┌─ Records supplied
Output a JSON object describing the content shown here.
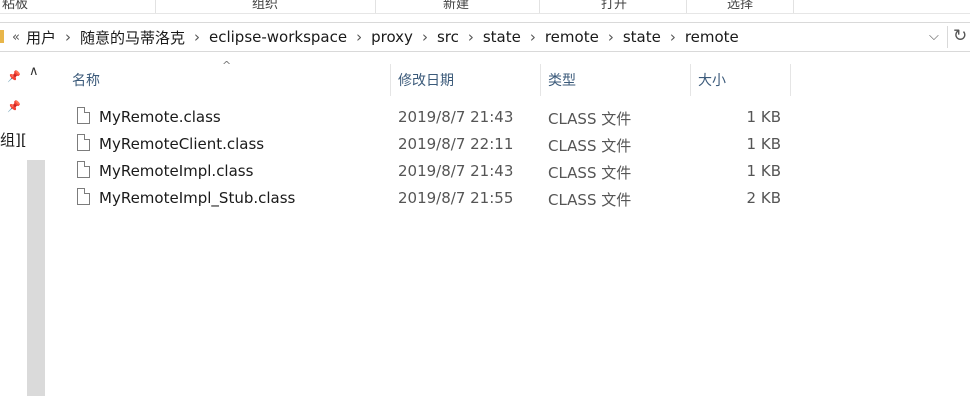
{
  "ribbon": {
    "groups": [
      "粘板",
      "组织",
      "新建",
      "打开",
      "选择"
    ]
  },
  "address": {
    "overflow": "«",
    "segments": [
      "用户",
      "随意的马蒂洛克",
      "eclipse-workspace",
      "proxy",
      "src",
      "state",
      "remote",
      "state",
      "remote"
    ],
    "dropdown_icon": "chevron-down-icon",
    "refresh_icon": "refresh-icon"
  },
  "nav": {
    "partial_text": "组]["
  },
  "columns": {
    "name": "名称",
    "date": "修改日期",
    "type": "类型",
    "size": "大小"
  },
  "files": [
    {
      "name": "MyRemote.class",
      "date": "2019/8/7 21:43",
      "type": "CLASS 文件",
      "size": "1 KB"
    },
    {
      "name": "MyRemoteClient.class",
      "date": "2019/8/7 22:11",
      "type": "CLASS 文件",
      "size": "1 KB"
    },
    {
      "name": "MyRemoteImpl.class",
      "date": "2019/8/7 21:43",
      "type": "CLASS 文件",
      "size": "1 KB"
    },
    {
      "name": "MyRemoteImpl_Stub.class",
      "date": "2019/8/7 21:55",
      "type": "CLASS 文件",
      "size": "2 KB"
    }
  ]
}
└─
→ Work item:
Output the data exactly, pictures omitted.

→ Your response:
Output a JSON object describing the content shown here.
{
  "ribbon": {
    "groups": [
      "粘板",
      "组织",
      "新建",
      "打开",
      "选择"
    ]
  },
  "address": {
    "overflow": "«",
    "segments": [
      "用户",
      "随意的马蒂洛克",
      "eclipse-workspace",
      "proxy",
      "src",
      "state",
      "remote",
      "state",
      "remote"
    ],
    "dropdown_icon": "chevron-down-icon",
    "refresh_icon": "refresh-icon"
  },
  "nav": {
    "partial_text": "组]["
  },
  "columns": {
    "name": "名称",
    "date": "修改日期",
    "type": "类型",
    "size": "大小"
  },
  "files": [
    {
      "name": "MyRemote.class",
      "date": "2019/8/7 21:43",
      "type": "CLASS 文件",
      "size": "1 KB"
    },
    {
      "name": "MyRemoteClient.class",
      "date": "2019/8/7 22:11",
      "type": "CLASS 文件",
      "size": "1 KB"
    },
    {
      "name": "MyRemoteImpl.class",
      "date": "2019/8/7 21:43",
      "type": "CLASS 文件",
      "size": "1 KB"
    },
    {
      "name": "MyRemoteImpl_Stub.class",
      "date": "2019/8/7 21:55",
      "type": "CLASS 文件",
      "size": "2 KB"
    }
  ]
}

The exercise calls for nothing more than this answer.